▶ _REQUIRED ACTION_: Look below for lines that hold the string "Everyone" and copy each one.

[Dataset rows describing interfaces]
=== Begin Enclosure ===
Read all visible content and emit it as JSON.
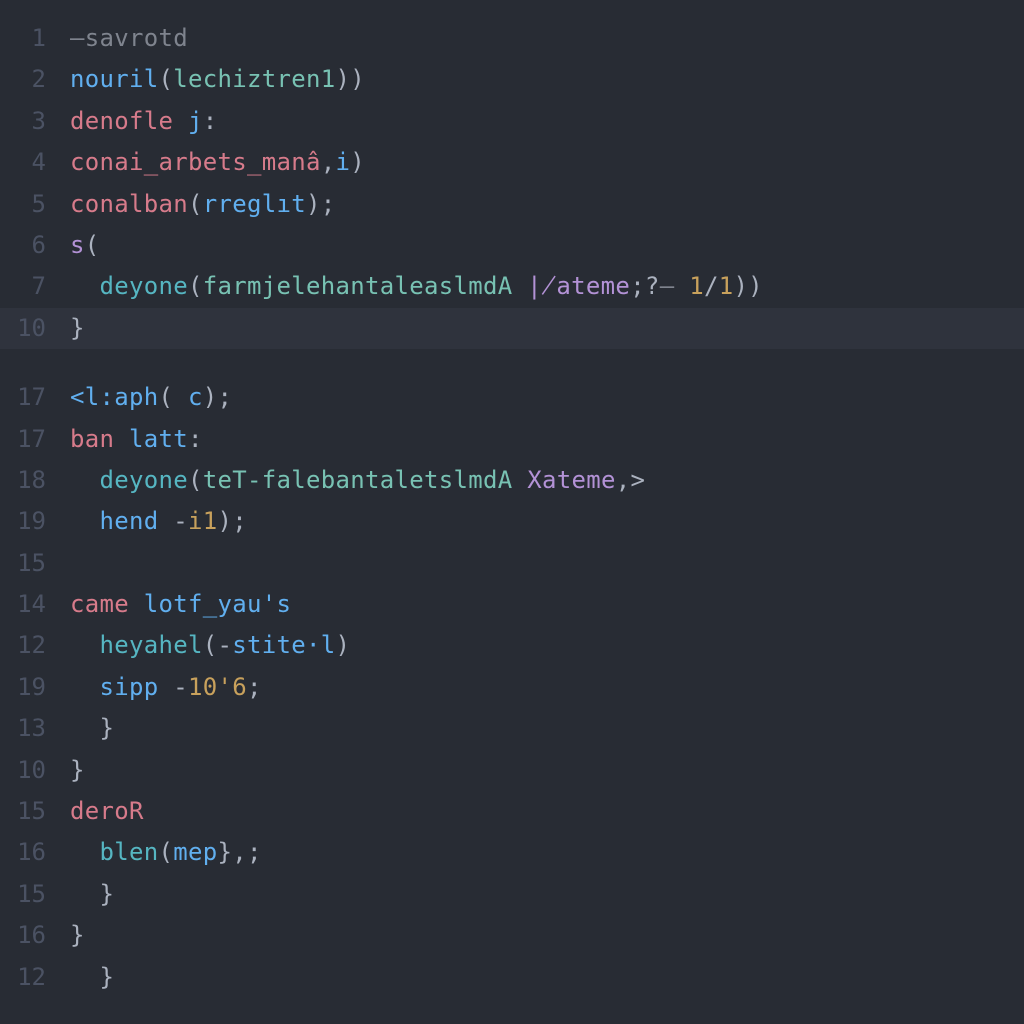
{
  "colors": {
    "background": "#282c34",
    "gutter": "#4b5263",
    "highlight": "#2f333d",
    "plain": "#abb2bf",
    "pink": "#d77b8b",
    "blue": "#61afef",
    "cyan": "#56b6c2",
    "green": "#78c2b3",
    "gold": "#c8a15c",
    "purple": "#b392d6"
  },
  "highlighted_index": 8,
  "lines": [
    {
      "num": "1",
      "tokens": [
        {
          "t": "–savrotd",
          "c": "c-mute"
        }
      ]
    },
    {
      "num": "2",
      "tokens": [
        {
          "t": "nouril",
          "c": "c-blue"
        },
        {
          "t": "(",
          "c": "c-plain"
        },
        {
          "t": "lechiztren1",
          "c": "c-green"
        },
        {
          "t": "))",
          "c": "c-plain"
        }
      ]
    },
    {
      "num": "3",
      "tokens": [
        {
          "t": "denofle",
          "c": "c-pink"
        },
        {
          "t": " ",
          "c": "c-plain"
        },
        {
          "t": "j",
          "c": "c-blue"
        },
        {
          "t": ":",
          "c": "c-plain"
        }
      ]
    },
    {
      "num": "4",
      "tokens": [
        {
          "t": "conai_arbets_manâ",
          "c": "c-pink"
        },
        {
          "t": ",",
          "c": "c-plain"
        },
        {
          "t": "i",
          "c": "c-blue"
        },
        {
          "t": ")",
          "c": "c-plain"
        }
      ]
    },
    {
      "num": "5",
      "tokens": [
        {
          "t": "conalban",
          "c": "c-pink"
        },
        {
          "t": "(",
          "c": "c-plain"
        },
        {
          "t": "rreglıt",
          "c": "c-blue"
        },
        {
          "t": ");",
          "c": "c-plain"
        }
      ]
    },
    {
      "num": "6",
      "tokens": [
        {
          "t": "s",
          "c": "c-purple"
        },
        {
          "t": "(",
          "c": "c-plain"
        }
      ]
    },
    {
      "num": "7",
      "tokens": [
        {
          "t": "  ",
          "c": "c-plain"
        },
        {
          "t": "deyone",
          "c": "c-cyan"
        },
        {
          "t": "(",
          "c": "c-plain"
        },
        {
          "t": "farmjelehantaleaslmdA",
          "c": "c-green"
        },
        {
          "t": " ",
          "c": "c-plain"
        },
        {
          "t": "∤ateme",
          "c": "c-purple"
        },
        {
          "t": ";?",
          "c": "c-plain"
        },
        {
          "t": "– ",
          "c": "c-mute"
        },
        {
          "t": "1",
          "c": "c-gold"
        },
        {
          "t": "/",
          "c": "c-plain"
        },
        {
          "t": "1",
          "c": "c-gold"
        },
        {
          "t": "))",
          "c": "c-plain"
        }
      ]
    },
    {
      "num": "10",
      "hl": true,
      "tokens": [
        {
          "t": "}",
          "c": "c-plain"
        }
      ]
    },
    {
      "gap": true
    },
    {
      "num": "17",
      "tokens": [
        {
          "t": "<l:aph",
          "c": "c-blue"
        },
        {
          "t": "( ",
          "c": "c-plain"
        },
        {
          "t": "c",
          "c": "c-blue"
        },
        {
          "t": ");",
          "c": "c-plain"
        }
      ]
    },
    {
      "num": "17",
      "tokens": [
        {
          "t": "ban",
          "c": "c-pink"
        },
        {
          "t": " ",
          "c": "c-plain"
        },
        {
          "t": "latt",
          "c": "c-blue"
        },
        {
          "t": ":",
          "c": "c-plain"
        }
      ]
    },
    {
      "num": "18",
      "tokens": [
        {
          "t": "  ",
          "c": "c-plain"
        },
        {
          "t": "deyone",
          "c": "c-cyan"
        },
        {
          "t": "(",
          "c": "c-plain"
        },
        {
          "t": "teT-falebantaletslmdA",
          "c": "c-green"
        },
        {
          "t": " ",
          "c": "c-plain"
        },
        {
          "t": "Xateme",
          "c": "c-purple"
        },
        {
          "t": ",>",
          "c": "c-plain"
        }
      ]
    },
    {
      "num": "19",
      "tokens": [
        {
          "t": "  ",
          "c": "c-plain"
        },
        {
          "t": "hend",
          "c": "c-blue"
        },
        {
          "t": " -",
          "c": "c-plain"
        },
        {
          "t": "i1",
          "c": "c-gold"
        },
        {
          "t": ");",
          "c": "c-plain"
        }
      ]
    },
    {
      "num": "15",
      "tokens": []
    },
    {
      "num": "14",
      "tokens": [
        {
          "t": "came",
          "c": "c-pink"
        },
        {
          "t": " ",
          "c": "c-plain"
        },
        {
          "t": "lotf_yau's",
          "c": "c-blue"
        }
      ]
    },
    {
      "num": "12",
      "tokens": [
        {
          "t": "  ",
          "c": "c-plain"
        },
        {
          "t": "heyahel",
          "c": "c-cyan"
        },
        {
          "t": "(-",
          "c": "c-plain"
        },
        {
          "t": "stite·l",
          "c": "c-blue"
        },
        {
          "t": ")",
          "c": "c-plain"
        }
      ]
    },
    {
      "num": "19",
      "tokens": [
        {
          "t": "  ",
          "c": "c-plain"
        },
        {
          "t": "sipp",
          "c": "c-blue"
        },
        {
          "t": " -",
          "c": "c-plain"
        },
        {
          "t": "10'6",
          "c": "c-gold"
        },
        {
          "t": ";",
          "c": "c-plain"
        }
      ]
    },
    {
      "num": "13",
      "tokens": [
        {
          "t": "  }",
          "c": "c-plain"
        }
      ]
    },
    {
      "num": "10",
      "tokens": [
        {
          "t": "}",
          "c": "c-plain"
        }
      ]
    },
    {
      "num": "15",
      "tokens": [
        {
          "t": "deroR",
          "c": "c-pink"
        }
      ]
    },
    {
      "num": "16",
      "tokens": [
        {
          "t": "  ",
          "c": "c-plain"
        },
        {
          "t": "blen",
          "c": "c-cyan"
        },
        {
          "t": "(",
          "c": "c-plain"
        },
        {
          "t": "mep",
          "c": "c-blue"
        },
        {
          "t": "},;",
          "c": "c-plain"
        }
      ]
    },
    {
      "num": "15",
      "tokens": [
        {
          "t": "  }",
          "c": "c-plain"
        }
      ]
    },
    {
      "num": "16",
      "tokens": [
        {
          "t": "}",
          "c": "c-plain"
        }
      ]
    },
    {
      "num": "12",
      "tokens": [
        {
          "t": "  }",
          "c": "c-plain"
        }
      ]
    }
  ]
}
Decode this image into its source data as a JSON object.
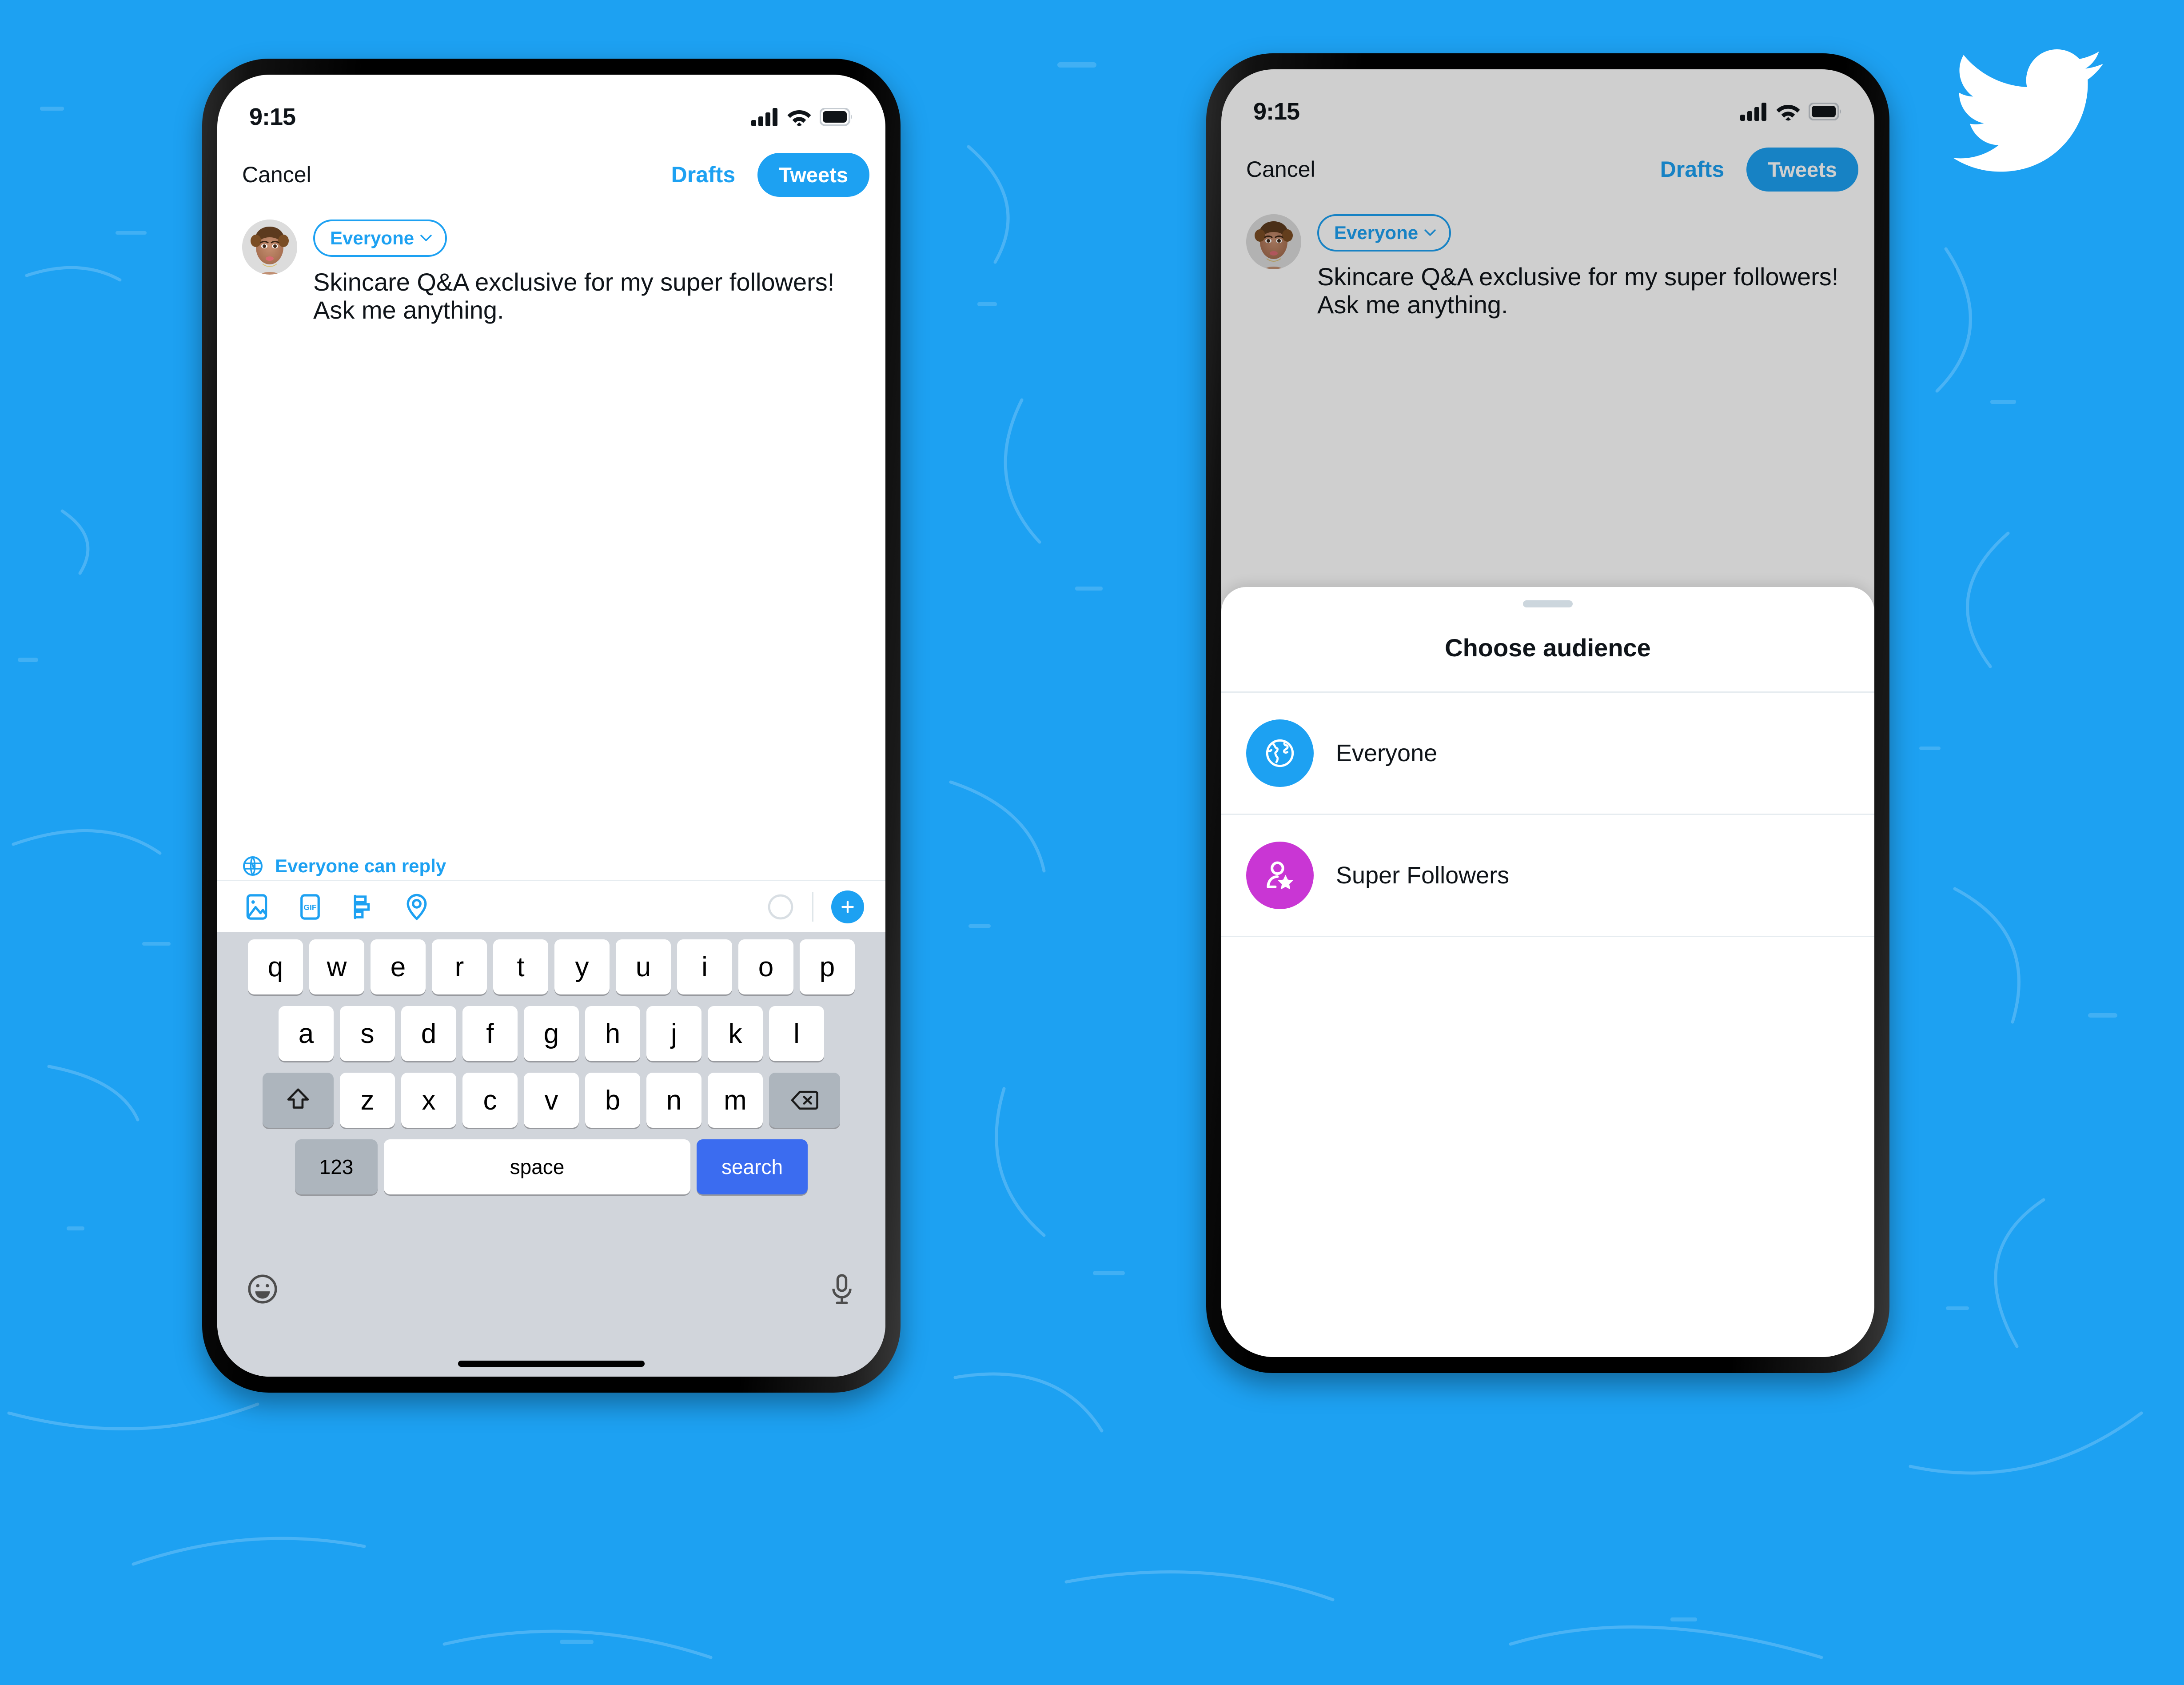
{
  "brand": {
    "background_color": "#1DA1F2",
    "accent_color": "#1DA1F2",
    "logo_name": "twitter-bird-logo",
    "super_followers_color": "#C936D4"
  },
  "phone_left": {
    "status_bar": {
      "time": "9:15",
      "icons": [
        "cellular-signal-icon",
        "wifi-icon",
        "battery-icon"
      ]
    },
    "nav": {
      "cancel_label": "Cancel",
      "drafts_label": "Drafts",
      "tweets_label": "Tweets"
    },
    "compose": {
      "avatar_name": "user-avatar",
      "audience_label": "Everyone",
      "tweet_text": "Skincare Q&A exclusive for my super followers!\nAsk me anything."
    },
    "reply_setting": {
      "icon": "globe-icon",
      "label": "Everyone can reply"
    },
    "toolbar": {
      "icons": [
        "image-icon",
        "gif-icon",
        "poll-icon",
        "location-icon"
      ],
      "gif_label": "GIF",
      "char_counter_name": "character-count-ring",
      "add_label": "+"
    },
    "keyboard": {
      "row1": [
        "q",
        "w",
        "e",
        "r",
        "t",
        "y",
        "u",
        "i",
        "o",
        "p"
      ],
      "row2": [
        "a",
        "s",
        "d",
        "f",
        "g",
        "h",
        "j",
        "k",
        "l"
      ],
      "row3": [
        "z",
        "x",
        "c",
        "v",
        "b",
        "n",
        "m"
      ],
      "shift_label": "shift-key-icon",
      "backspace_label": "backspace-key-icon",
      "numbers_label": "123",
      "space_label": "space",
      "return_label": "search",
      "emoji_label": "emoji-key-icon",
      "dictation_label": "microphone-key-icon"
    }
  },
  "phone_right": {
    "status_bar": {
      "time": "9:15",
      "icons": [
        "cellular-signal-icon",
        "wifi-icon",
        "battery-icon"
      ]
    },
    "nav": {
      "cancel_label": "Cancel",
      "drafts_label": "Drafts",
      "tweets_label": "Tweets"
    },
    "compose": {
      "avatar_name": "user-avatar",
      "audience_label": "Everyone",
      "tweet_text": "Skincare Q&A exclusive for my super followers!\nAsk me anything."
    },
    "sheet": {
      "title": "Choose audience",
      "options": [
        {
          "label": "Everyone",
          "icon": "globe-icon",
          "color": "#1DA1F2"
        },
        {
          "label": "Super Followers",
          "icon": "person-star-icon",
          "color": "#C936D4"
        }
      ]
    }
  }
}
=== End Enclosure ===
▶ _SOLUTION_:
      "audience_label": "Everyone",
      "label": "Everyone can reply"
      "audience_label": "Everyone",
          "label": "Everyone",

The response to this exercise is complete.